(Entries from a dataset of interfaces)
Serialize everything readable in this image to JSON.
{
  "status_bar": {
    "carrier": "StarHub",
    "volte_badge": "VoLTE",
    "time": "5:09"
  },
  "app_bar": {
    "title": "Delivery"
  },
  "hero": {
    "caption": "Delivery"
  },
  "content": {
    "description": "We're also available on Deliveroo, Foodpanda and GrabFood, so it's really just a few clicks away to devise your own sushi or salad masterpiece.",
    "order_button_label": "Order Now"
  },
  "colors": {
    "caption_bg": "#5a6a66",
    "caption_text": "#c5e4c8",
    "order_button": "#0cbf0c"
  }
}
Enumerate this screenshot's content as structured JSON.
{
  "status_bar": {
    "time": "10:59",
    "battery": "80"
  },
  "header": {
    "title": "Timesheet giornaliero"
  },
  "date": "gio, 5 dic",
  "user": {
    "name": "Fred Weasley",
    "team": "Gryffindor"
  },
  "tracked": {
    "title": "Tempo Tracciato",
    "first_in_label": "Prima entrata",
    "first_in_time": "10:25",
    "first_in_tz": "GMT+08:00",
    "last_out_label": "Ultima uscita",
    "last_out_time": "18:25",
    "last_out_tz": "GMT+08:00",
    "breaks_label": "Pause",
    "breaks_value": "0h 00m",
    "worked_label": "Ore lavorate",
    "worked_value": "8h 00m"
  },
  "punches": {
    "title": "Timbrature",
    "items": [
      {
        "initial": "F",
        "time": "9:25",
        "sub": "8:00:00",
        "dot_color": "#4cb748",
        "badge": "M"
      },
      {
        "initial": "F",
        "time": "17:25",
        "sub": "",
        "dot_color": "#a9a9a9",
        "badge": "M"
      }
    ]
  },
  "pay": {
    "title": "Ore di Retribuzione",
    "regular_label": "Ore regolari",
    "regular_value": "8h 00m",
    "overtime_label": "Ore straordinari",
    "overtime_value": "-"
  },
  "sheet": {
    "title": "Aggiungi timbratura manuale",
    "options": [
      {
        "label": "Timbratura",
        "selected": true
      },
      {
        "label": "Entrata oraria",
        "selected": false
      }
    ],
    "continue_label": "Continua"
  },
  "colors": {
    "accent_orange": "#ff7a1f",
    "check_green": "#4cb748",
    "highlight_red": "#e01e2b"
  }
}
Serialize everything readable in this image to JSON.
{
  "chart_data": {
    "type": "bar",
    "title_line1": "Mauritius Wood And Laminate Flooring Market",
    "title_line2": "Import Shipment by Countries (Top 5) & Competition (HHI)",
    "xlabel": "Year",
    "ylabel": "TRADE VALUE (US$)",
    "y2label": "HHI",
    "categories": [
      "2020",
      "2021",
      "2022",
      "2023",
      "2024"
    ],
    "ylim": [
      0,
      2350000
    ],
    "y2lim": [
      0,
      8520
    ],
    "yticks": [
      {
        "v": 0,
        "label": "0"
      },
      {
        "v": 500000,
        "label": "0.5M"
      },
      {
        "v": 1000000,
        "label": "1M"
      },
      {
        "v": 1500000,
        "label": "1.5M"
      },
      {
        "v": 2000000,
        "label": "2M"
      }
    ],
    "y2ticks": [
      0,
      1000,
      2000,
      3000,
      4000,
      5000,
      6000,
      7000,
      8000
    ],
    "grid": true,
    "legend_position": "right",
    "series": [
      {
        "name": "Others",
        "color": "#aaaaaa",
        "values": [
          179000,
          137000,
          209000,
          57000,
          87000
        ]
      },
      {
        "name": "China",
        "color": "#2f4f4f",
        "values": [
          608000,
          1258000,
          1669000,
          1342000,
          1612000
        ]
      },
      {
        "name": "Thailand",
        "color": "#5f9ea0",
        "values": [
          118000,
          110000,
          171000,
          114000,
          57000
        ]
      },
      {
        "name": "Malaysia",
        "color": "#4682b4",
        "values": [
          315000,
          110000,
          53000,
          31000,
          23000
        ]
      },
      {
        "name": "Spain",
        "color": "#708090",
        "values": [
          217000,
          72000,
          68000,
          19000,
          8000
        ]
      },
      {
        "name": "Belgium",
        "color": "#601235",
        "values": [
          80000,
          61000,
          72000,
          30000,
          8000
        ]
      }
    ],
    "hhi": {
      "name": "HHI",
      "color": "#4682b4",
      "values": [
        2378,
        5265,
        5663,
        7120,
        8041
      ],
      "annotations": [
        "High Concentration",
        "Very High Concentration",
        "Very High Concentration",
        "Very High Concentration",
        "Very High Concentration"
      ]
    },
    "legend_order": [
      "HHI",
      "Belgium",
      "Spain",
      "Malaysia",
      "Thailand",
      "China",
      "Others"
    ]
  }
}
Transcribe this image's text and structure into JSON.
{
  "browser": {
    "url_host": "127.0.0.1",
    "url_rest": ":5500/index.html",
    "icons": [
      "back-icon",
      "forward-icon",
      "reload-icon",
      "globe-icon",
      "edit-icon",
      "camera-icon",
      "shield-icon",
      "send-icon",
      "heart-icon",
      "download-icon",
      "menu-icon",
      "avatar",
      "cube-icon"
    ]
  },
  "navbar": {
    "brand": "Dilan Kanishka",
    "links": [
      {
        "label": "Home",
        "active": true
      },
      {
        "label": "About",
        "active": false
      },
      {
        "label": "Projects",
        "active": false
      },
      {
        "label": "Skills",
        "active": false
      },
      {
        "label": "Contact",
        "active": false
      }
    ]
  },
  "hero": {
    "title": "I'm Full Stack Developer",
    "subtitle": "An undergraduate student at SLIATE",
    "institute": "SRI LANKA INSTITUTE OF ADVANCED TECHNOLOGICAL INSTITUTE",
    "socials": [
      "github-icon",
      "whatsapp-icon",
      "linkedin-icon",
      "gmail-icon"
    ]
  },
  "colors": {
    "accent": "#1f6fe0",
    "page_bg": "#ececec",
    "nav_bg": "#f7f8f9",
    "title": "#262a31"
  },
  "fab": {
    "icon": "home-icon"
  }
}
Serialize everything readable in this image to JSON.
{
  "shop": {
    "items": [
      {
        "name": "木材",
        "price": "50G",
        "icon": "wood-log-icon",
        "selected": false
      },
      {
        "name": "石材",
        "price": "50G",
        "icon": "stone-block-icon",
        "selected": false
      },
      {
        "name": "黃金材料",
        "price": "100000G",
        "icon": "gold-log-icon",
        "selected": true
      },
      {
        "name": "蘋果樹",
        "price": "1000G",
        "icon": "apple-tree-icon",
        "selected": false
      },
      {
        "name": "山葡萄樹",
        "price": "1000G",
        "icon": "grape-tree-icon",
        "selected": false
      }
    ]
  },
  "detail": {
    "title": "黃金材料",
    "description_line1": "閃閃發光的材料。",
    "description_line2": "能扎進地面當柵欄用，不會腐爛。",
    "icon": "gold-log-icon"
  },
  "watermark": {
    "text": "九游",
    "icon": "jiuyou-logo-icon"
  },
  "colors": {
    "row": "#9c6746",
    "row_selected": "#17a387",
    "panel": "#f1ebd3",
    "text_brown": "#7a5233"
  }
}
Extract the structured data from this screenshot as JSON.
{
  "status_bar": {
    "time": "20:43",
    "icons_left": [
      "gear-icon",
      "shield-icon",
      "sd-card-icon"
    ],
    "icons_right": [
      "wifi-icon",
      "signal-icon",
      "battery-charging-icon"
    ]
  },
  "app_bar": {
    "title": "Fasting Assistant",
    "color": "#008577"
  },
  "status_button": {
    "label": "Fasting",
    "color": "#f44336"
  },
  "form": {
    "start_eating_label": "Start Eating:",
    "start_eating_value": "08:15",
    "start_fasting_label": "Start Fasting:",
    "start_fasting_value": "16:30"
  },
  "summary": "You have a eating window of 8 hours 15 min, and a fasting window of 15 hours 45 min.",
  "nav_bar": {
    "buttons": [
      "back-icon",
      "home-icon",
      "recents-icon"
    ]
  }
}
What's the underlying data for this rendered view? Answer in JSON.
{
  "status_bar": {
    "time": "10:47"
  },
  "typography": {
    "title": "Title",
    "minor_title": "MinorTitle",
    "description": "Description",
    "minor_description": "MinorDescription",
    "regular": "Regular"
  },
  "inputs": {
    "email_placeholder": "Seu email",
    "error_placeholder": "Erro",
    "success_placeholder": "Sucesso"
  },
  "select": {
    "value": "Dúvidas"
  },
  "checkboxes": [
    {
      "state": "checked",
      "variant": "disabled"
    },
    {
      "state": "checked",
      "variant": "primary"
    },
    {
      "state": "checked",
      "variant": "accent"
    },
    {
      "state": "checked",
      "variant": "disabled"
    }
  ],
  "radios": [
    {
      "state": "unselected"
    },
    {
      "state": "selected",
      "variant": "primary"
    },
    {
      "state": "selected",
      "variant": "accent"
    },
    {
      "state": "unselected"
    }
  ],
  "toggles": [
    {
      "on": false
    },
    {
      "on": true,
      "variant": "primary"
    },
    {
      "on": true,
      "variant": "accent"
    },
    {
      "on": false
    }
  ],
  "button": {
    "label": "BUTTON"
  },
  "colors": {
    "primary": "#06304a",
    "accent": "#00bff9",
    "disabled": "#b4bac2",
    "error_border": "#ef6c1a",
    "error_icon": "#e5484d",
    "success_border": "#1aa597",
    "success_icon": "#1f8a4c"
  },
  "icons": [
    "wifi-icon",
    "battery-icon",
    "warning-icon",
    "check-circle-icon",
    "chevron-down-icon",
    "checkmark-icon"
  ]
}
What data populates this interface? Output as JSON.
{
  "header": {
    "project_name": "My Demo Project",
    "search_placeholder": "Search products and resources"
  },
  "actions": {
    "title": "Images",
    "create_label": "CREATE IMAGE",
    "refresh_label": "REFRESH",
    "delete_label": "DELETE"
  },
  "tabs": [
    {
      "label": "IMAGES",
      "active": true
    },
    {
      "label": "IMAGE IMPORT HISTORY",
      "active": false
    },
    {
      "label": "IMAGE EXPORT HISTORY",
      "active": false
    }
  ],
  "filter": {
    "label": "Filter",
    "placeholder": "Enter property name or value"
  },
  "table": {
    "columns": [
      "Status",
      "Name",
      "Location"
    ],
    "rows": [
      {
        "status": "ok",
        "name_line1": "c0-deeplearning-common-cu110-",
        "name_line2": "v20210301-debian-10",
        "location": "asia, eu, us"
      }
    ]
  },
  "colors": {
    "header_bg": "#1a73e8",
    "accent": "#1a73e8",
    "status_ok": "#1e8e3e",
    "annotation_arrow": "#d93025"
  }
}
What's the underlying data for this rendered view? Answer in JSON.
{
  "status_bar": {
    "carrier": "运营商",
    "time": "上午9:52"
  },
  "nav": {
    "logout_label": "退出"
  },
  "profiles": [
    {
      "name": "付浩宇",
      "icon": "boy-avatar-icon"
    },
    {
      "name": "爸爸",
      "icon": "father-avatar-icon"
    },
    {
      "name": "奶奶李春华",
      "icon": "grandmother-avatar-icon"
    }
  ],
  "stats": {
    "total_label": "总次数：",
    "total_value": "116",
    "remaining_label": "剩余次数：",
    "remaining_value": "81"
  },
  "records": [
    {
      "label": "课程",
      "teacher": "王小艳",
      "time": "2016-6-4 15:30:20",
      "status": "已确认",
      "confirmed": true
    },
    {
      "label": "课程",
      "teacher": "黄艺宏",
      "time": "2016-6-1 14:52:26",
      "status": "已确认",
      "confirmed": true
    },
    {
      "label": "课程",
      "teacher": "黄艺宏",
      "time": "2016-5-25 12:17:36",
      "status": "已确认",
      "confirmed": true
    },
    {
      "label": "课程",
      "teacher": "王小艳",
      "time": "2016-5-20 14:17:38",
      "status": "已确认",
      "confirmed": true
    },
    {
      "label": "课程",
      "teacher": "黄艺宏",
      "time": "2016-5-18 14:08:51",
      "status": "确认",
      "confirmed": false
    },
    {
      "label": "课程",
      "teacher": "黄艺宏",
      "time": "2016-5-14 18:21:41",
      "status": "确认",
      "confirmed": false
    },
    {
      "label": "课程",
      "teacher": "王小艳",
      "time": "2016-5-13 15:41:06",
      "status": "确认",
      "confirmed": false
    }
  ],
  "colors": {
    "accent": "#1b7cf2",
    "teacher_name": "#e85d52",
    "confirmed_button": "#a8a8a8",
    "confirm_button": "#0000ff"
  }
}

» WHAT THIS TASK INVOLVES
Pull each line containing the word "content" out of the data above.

» TASK OUTPUT
  "content": {
Enumerate this screenshot's content as structured JSON.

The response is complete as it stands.